» Task requirements
Find how many lines in the data below include the word "content", then write only that number.

*** Records supplied Section Begins ***

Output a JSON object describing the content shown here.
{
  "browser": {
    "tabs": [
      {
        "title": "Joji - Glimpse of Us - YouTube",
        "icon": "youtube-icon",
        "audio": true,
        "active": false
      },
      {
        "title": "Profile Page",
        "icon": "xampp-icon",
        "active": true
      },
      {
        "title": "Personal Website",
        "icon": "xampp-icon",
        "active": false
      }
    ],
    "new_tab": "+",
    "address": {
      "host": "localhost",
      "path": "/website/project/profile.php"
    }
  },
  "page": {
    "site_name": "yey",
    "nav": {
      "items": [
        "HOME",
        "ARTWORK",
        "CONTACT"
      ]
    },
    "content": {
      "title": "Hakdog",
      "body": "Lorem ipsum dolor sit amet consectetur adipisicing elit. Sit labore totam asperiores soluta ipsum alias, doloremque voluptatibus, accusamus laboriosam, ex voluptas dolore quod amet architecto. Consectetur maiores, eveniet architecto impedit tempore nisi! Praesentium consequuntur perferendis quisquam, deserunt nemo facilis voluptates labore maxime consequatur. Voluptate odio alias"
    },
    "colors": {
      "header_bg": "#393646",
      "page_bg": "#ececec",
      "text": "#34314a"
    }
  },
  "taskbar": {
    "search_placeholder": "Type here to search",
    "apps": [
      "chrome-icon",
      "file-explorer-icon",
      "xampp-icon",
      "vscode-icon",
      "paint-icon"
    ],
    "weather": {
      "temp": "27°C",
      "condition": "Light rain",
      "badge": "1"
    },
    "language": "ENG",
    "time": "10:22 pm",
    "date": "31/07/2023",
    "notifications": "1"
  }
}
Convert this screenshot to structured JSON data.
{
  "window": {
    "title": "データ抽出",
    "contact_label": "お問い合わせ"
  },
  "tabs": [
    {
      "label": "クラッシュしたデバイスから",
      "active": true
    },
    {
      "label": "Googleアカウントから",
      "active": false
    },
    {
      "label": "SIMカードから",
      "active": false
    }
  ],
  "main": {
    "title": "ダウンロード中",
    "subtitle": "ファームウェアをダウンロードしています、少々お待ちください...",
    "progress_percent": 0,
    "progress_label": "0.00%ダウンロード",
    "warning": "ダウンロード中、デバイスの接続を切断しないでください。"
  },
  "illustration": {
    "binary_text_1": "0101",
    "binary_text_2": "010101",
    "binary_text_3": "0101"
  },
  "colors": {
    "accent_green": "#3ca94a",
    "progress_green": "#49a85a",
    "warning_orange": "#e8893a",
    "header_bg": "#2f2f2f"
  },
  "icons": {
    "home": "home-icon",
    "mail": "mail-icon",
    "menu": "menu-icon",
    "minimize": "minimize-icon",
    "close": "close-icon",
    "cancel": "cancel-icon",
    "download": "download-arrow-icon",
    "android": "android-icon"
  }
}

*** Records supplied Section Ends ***

» Problem solution
2